*WORK REQUEST:*
For the listing below, give the count of lines containing the string "Coverage" and nothing else.
# # # # # # #
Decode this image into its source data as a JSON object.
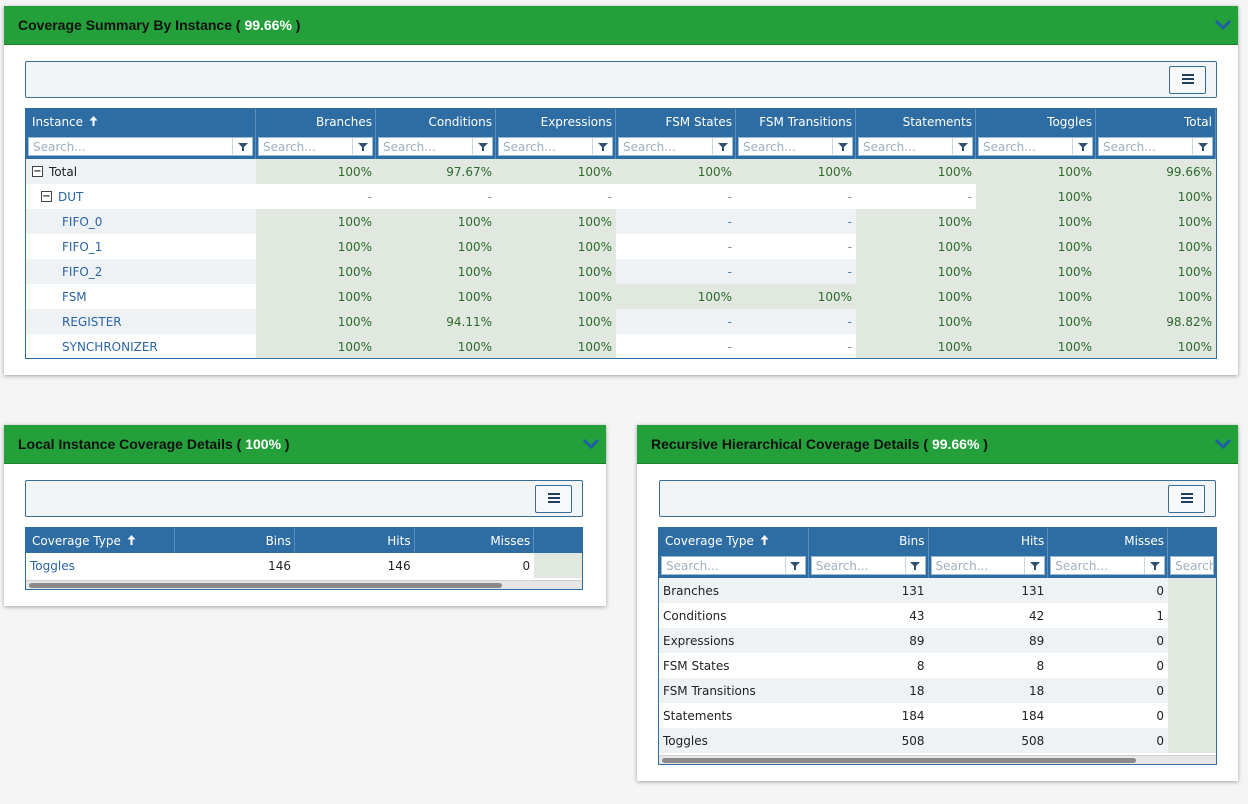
{
  "summary": {
    "title": "Coverage Summary By Instance",
    "pct": "99.66%",
    "columns": [
      "Instance",
      "Branches",
      "Conditions",
      "Expressions",
      "FSM States",
      "FSM Transitions",
      "Statements",
      "Toggles",
      "Total"
    ],
    "search_placeholder": "Search...",
    "rows": [
      {
        "name": "Total",
        "vals": [
          "100%",
          "97.67%",
          "100%",
          "100%",
          "100%",
          "100%",
          "100%",
          "99.66%"
        ]
      },
      {
        "name": "DUT",
        "vals": [
          "-",
          "-",
          "-",
          "-",
          "-",
          "-",
          "100%",
          "100%"
        ]
      },
      {
        "name": "FIFO_0",
        "vals": [
          "100%",
          "100%",
          "100%",
          "-",
          "-",
          "100%",
          "100%",
          "100%"
        ]
      },
      {
        "name": "FIFO_1",
        "vals": [
          "100%",
          "100%",
          "100%",
          "-",
          "-",
          "100%",
          "100%",
          "100%"
        ]
      },
      {
        "name": "FIFO_2",
        "vals": [
          "100%",
          "100%",
          "100%",
          "-",
          "-",
          "100%",
          "100%",
          "100%"
        ]
      },
      {
        "name": "FSM",
        "vals": [
          "100%",
          "100%",
          "100%",
          "100%",
          "100%",
          "100%",
          "100%",
          "100%"
        ]
      },
      {
        "name": "REGISTER",
        "vals": [
          "100%",
          "94.11%",
          "100%",
          "-",
          "-",
          "100%",
          "100%",
          "98.82%"
        ]
      },
      {
        "name": "SYNCHRONIZER",
        "vals": [
          "100%",
          "100%",
          "100%",
          "-",
          "-",
          "100%",
          "100%",
          "100%"
        ]
      }
    ]
  },
  "local": {
    "title": "Local Instance Coverage Details",
    "pct": "100%",
    "columns": [
      "Coverage Type",
      "Bins",
      "Hits",
      "Misses"
    ],
    "rows": [
      {
        "type": "Toggles",
        "bins": "146",
        "hits": "146",
        "misses": "0"
      }
    ]
  },
  "recursive": {
    "title": "Recursive Hierarchical Coverage Details",
    "pct": "99.66%",
    "columns": [
      "Coverage Type",
      "Bins",
      "Hits",
      "Misses"
    ],
    "search_placeholder": "Search...",
    "rows": [
      {
        "type": "Branches",
        "bins": "131",
        "hits": "131",
        "misses": "0"
      },
      {
        "type": "Conditions",
        "bins": "43",
        "hits": "42",
        "misses": "1"
      },
      {
        "type": "Expressions",
        "bins": "89",
        "hits": "89",
        "misses": "0"
      },
      {
        "type": "FSM States",
        "bins": "8",
        "hits": "8",
        "misses": "0"
      },
      {
        "type": "FSM Transitions",
        "bins": "18",
        "hits": "18",
        "misses": "0"
      },
      {
        "type": "Statements",
        "bins": "184",
        "hits": "184",
        "misses": "0"
      },
      {
        "type": "Toggles",
        "bins": "508",
        "hits": "508",
        "misses": "0"
      }
    ]
  },
  "colors": {
    "header_green": "#23a03a",
    "grid_blue": "#2e6da4",
    "covered_bg": "#e1e8df",
    "covered_text": "#2d6a2d",
    "link_blue": "#2a64a8"
  },
  "icons": {
    "collapse": "chevron-down-icon",
    "menu": "hamburger-menu-icon",
    "filter": "filter-icon",
    "sort": "sort-ascending-icon",
    "tree": "tree-collapse-icon"
  }
}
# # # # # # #
*OUTPUT OF THE EXERCISE:*
5